LONDON (Reuters) - British car production increased by an annual 3.3% in August, the first rise in 15 months, helped by several factories having moved their summertime shutdowns to April in preparation for the original Brexit date, an industry body said on Thursday.
BMW, Peugeot, Honda and Jaguar Land Rover all closed factories ranging from a few days to four weeks in April over concerns that Britain’s scheduled departure from the European Union in March could lead to disruption, including delays to the arrival of parts.
The move led to a 44.5% decline in output in April, according to the Society of Motor Manufacturers and Traders (SMMT) and ended up being in vain as Brexit was eventually pushed back to the end of October.
August saw a small bounceback with output rising 3.3% to 92,158 cars, helped by a 15.2% increase in domestic demand, data showed.
“Today’s figures mask the underlying downward trend and strengthening global headwinds facing the sector, including international trade tensions, massive technological upheaval and, in the UK, political and economic uncertainty,” said SMMT Chief Executive Mike Hawes.

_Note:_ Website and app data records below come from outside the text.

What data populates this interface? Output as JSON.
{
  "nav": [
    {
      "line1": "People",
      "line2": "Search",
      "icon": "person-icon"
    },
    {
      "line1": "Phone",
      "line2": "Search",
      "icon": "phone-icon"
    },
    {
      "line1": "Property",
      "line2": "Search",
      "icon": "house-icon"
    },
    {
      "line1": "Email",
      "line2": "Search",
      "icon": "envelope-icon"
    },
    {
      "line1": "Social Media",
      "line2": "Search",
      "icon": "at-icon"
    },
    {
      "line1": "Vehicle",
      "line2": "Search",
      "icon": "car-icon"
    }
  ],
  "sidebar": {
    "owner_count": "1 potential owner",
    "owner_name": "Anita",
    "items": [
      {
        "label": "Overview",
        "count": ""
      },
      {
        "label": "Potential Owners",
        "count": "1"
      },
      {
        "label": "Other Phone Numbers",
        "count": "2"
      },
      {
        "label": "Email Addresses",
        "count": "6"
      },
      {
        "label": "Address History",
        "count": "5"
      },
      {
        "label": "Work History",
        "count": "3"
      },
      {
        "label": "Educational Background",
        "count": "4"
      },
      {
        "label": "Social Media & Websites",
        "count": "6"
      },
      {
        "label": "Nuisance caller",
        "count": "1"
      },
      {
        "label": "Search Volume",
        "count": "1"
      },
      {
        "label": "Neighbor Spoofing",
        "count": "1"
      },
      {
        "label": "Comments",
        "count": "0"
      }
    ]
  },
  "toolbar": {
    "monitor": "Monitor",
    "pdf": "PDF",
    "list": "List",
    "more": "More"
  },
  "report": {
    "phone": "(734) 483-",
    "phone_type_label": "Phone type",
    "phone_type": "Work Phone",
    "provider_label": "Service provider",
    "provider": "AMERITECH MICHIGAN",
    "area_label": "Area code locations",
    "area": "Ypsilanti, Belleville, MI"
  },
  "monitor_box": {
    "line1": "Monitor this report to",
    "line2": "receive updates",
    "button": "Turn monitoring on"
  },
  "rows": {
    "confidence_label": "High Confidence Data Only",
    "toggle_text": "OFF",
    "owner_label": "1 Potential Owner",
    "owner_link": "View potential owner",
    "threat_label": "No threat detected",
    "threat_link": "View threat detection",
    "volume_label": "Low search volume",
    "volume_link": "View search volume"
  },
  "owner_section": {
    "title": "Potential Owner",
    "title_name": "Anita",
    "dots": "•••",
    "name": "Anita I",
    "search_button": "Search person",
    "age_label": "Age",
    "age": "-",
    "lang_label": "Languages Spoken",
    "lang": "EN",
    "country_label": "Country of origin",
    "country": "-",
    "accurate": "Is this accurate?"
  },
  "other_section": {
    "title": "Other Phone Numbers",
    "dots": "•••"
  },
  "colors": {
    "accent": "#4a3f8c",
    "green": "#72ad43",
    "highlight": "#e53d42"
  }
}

“We now need parliament and government to redouble efforts to get a deal that maintains free and frictionless trade.”
Reporting by Costas Pitas; editing by Stephen Addison